SOURCE INFORMATION Block Start
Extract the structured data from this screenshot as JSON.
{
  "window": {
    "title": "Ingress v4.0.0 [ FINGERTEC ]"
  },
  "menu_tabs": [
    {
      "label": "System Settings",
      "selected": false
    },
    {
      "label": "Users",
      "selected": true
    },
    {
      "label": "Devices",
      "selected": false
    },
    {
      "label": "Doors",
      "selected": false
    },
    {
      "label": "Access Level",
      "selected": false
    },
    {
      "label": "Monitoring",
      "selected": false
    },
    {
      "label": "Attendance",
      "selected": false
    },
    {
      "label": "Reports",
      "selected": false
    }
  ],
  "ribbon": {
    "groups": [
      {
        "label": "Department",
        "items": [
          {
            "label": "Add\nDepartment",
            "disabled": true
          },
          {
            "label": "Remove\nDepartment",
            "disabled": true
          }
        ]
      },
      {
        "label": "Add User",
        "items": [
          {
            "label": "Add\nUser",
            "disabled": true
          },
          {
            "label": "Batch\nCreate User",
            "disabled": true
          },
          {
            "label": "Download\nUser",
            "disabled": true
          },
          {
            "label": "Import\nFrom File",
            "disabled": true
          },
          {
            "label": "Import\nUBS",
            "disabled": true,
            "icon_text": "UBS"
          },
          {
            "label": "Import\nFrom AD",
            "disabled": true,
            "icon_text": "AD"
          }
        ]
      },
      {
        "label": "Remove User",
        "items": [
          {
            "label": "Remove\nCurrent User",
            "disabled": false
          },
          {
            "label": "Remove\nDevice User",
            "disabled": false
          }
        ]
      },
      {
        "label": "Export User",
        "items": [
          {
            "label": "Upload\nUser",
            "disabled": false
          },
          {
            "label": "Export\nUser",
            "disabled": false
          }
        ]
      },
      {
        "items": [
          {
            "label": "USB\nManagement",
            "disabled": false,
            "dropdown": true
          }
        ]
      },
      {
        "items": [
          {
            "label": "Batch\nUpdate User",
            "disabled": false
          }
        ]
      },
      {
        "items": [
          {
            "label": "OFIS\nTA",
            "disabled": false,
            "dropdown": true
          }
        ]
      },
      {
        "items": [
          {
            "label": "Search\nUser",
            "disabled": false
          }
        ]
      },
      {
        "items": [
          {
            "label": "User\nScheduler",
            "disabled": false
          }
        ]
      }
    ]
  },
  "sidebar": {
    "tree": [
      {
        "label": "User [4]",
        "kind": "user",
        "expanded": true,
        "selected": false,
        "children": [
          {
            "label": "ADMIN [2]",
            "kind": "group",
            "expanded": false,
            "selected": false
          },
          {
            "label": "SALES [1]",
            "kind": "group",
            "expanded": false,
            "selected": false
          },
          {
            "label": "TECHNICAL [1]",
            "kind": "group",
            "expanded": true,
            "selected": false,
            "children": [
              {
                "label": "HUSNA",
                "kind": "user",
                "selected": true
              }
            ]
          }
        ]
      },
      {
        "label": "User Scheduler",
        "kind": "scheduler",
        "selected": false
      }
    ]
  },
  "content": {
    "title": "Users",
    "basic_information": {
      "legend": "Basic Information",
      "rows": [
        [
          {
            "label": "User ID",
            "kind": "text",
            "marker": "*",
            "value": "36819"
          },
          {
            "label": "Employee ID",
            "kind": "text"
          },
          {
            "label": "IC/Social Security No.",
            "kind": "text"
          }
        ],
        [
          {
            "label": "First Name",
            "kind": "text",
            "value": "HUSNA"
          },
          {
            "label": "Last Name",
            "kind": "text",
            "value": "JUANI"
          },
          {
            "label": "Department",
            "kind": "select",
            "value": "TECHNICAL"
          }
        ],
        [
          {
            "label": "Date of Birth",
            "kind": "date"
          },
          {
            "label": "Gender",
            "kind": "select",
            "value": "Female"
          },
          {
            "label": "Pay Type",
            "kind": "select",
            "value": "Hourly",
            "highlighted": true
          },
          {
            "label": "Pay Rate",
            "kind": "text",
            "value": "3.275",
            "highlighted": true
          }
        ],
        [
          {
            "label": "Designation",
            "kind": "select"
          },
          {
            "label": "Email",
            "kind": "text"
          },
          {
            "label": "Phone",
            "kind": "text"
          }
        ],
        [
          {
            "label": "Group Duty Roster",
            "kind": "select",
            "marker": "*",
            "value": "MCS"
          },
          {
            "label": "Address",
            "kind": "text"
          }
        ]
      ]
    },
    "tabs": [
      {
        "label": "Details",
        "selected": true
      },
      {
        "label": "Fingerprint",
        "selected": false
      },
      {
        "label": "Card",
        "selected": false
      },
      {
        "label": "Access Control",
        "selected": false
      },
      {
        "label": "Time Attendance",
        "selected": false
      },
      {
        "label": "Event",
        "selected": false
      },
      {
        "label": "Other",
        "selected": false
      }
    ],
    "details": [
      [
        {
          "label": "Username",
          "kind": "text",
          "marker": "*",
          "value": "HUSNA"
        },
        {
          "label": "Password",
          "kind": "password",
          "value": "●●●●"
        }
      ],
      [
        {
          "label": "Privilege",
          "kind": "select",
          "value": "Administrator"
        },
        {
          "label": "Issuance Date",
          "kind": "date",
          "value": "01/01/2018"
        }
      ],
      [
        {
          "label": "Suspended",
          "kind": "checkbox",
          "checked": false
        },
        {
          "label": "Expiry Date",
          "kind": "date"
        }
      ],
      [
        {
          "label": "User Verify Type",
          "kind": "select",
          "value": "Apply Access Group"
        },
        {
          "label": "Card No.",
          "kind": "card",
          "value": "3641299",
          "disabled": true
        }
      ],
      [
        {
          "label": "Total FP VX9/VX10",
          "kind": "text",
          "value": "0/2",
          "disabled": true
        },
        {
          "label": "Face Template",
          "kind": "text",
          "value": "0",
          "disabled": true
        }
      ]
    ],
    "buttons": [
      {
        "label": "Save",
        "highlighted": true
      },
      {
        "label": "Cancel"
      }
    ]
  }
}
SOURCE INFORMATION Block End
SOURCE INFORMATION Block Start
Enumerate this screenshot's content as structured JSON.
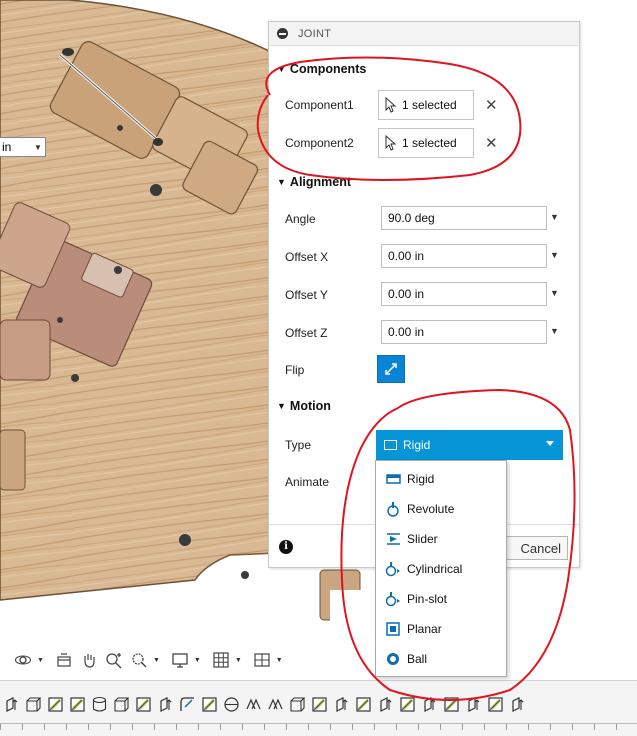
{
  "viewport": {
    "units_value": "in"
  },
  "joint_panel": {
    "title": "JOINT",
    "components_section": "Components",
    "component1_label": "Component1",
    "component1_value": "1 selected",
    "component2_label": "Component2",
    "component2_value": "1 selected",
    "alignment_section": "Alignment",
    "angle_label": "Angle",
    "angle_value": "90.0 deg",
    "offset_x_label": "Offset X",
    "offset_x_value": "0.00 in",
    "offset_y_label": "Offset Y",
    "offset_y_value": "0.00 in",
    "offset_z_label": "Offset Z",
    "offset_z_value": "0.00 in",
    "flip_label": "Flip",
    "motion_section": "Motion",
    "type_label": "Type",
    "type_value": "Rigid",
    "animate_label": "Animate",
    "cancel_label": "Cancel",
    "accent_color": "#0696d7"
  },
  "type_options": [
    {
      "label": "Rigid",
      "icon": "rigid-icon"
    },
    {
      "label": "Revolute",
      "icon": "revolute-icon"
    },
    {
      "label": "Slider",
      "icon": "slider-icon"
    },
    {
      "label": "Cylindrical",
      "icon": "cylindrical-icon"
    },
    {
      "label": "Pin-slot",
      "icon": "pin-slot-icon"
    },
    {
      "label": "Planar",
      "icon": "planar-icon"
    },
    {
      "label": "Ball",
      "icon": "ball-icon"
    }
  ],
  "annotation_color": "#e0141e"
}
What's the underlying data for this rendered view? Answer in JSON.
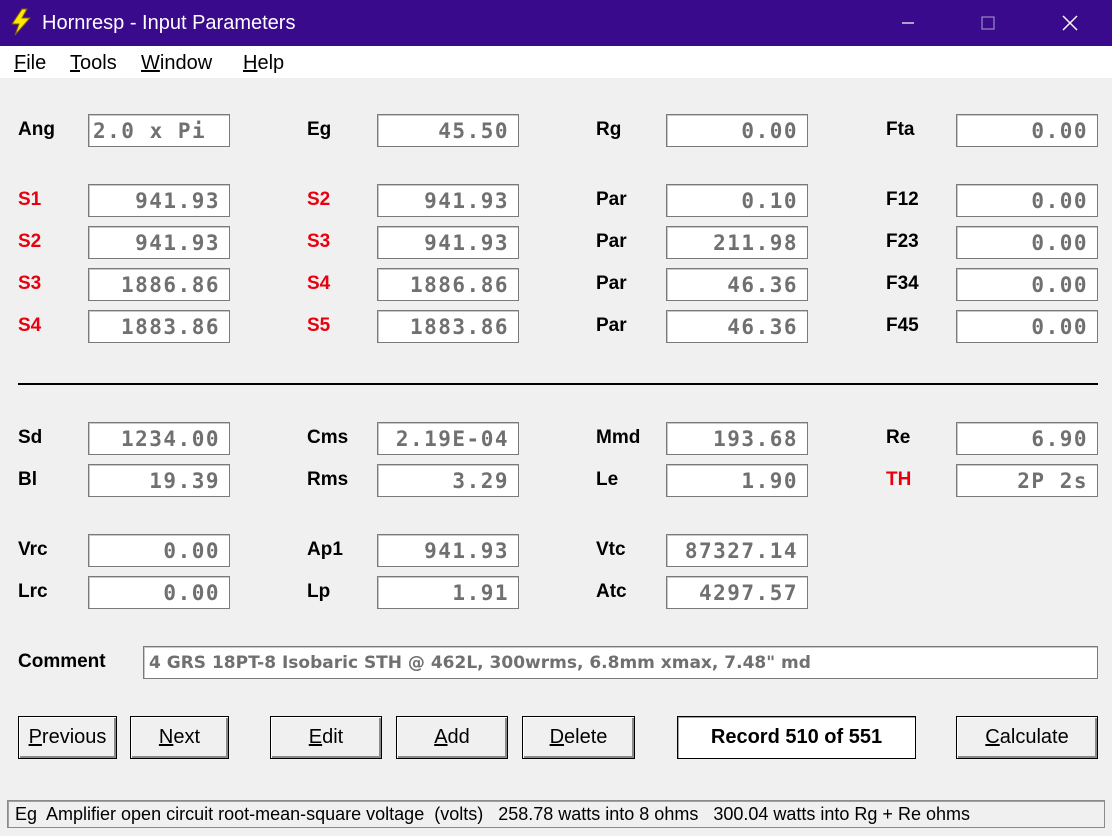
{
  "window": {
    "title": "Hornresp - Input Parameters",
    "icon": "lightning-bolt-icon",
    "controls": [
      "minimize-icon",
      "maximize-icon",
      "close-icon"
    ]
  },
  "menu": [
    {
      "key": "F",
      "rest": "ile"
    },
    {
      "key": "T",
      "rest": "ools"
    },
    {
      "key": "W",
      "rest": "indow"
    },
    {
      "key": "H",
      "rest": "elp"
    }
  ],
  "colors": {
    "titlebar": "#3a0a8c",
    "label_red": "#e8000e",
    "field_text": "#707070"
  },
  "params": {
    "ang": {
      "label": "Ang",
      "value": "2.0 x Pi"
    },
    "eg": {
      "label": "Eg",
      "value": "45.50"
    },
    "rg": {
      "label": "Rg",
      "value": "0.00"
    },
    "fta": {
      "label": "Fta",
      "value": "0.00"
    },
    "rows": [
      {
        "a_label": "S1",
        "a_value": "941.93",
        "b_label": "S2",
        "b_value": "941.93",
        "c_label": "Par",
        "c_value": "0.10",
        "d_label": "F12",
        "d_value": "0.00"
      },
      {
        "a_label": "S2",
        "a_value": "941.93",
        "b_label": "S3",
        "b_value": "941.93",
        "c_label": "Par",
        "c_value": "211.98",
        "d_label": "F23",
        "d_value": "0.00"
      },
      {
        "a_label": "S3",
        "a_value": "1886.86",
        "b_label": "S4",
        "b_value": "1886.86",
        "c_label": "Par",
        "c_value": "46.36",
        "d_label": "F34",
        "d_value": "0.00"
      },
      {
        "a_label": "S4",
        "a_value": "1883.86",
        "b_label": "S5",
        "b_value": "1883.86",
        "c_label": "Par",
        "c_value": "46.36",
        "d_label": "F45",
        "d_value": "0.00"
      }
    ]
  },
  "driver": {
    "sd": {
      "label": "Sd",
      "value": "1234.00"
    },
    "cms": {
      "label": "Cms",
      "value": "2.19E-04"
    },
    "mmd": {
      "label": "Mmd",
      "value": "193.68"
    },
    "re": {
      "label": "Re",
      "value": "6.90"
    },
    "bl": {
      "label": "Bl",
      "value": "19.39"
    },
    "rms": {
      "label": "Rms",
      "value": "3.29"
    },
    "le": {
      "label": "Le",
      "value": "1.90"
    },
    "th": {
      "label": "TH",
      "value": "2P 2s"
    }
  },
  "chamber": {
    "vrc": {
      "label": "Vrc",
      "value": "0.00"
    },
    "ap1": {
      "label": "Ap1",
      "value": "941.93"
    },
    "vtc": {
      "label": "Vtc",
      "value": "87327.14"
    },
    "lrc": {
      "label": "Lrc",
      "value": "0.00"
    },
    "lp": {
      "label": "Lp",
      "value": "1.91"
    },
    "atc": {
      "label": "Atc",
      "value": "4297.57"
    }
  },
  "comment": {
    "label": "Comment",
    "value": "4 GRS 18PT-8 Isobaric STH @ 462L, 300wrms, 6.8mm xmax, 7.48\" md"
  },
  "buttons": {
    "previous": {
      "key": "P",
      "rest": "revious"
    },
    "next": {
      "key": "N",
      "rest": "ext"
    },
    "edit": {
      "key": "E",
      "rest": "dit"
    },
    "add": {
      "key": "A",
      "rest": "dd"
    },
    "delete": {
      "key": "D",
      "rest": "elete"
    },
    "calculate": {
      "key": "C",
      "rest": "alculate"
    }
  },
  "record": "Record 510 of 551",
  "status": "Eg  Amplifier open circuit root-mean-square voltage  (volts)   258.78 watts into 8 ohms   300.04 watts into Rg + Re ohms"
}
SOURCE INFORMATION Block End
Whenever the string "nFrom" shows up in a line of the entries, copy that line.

            "label": "Import\nFrom File",
            "label": "Import\nFrom AD",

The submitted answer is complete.